From top to bottom, each entry below must be reproduced exactly.
====== INFORMATION
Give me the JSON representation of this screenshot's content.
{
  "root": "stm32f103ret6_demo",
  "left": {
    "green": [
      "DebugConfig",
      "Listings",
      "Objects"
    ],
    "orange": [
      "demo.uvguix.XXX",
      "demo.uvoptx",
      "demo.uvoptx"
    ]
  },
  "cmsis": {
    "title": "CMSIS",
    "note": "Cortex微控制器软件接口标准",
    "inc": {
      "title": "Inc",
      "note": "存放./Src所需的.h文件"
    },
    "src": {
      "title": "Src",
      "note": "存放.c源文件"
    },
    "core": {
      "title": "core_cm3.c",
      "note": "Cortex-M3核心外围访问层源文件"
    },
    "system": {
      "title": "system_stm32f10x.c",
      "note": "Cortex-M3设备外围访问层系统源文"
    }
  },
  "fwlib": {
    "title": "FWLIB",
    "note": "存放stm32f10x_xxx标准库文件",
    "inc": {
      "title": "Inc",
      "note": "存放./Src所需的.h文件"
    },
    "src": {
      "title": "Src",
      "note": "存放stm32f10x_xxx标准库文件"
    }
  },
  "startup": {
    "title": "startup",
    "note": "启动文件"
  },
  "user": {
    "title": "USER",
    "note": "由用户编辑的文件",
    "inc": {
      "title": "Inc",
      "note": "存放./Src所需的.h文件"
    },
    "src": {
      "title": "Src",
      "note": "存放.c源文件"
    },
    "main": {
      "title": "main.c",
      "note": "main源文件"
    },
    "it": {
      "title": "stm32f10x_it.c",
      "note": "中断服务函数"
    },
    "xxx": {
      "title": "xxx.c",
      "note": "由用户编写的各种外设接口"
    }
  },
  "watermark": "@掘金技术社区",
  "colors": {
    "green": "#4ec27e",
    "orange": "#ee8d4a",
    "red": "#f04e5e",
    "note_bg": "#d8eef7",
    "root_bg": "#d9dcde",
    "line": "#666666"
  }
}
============
● **ANSWER SECTION**
Give me the JSON representation of this screenshot's content.
{
  "root": "stm32f103ret6_demo",
  "left": {
    "green": [
      "DebugConfig",
      "Listings",
      "Objects"
    ],
    "orange": [
      "demo.uvguix.XXX",
      "demo.uvoptx",
      "demo.uvoptx"
    ]
  },
  "cmsis": {
    "title": "CMSIS",
    "note": "Cortex微控制器软件接口标准",
    "inc": {
      "title": "Inc",
      "note": "存放./Src所需的.h文件"
    },
    "src": {
      "title": "Src",
      "note": "存放.c源文件"
    },
    "core": {
      "title": "core_cm3.c",
      "note": "Cortex-M3核心外围访问层源文件"
    },
    "system": {
      "title": "system_stm32f10x.c",
      "note": "Cortex-M3设备外围访问层系统源文"
    }
  },
  "fwlib": {
    "title": "FWLIB",
    "note": "存放stm32f10x_xxx标准库文件",
    "inc": {
      "title": "Inc",
      "note": "存放./Src所需的.h文件"
    },
    "src": {
      "title": "Src",
      "note": "存放stm32f10x_xxx标准库文件"
    }
  },
  "startup": {
    "title": "startup",
    "note": "启动文件"
  },
  "user": {
    "title": "USER",
    "note": "由用户编辑的文件",
    "inc": {
      "title": "Inc",
      "note": "存放./Src所需的.h文件"
    },
    "src": {
      "title": "Src",
      "note": "存放.c源文件"
    },
    "main": {
      "title": "main.c",
      "note": "main源文件"
    },
    "it": {
      "title": "stm32f10x_it.c",
      "note": "中断服务函数"
    },
    "xxx": {
      "title": "xxx.c",
      "note": "由用户编写的各种外设接口"
    }
  },
  "watermark": "@掘金技术社区",
  "colors": {
    "green": "#4ec27e",
    "orange": "#ee8d4a",
    "red": "#f04e5e",
    "note_bg": "#d8eef7",
    "root_bg": "#d9dcde",
    "line": "#666666"
  }
}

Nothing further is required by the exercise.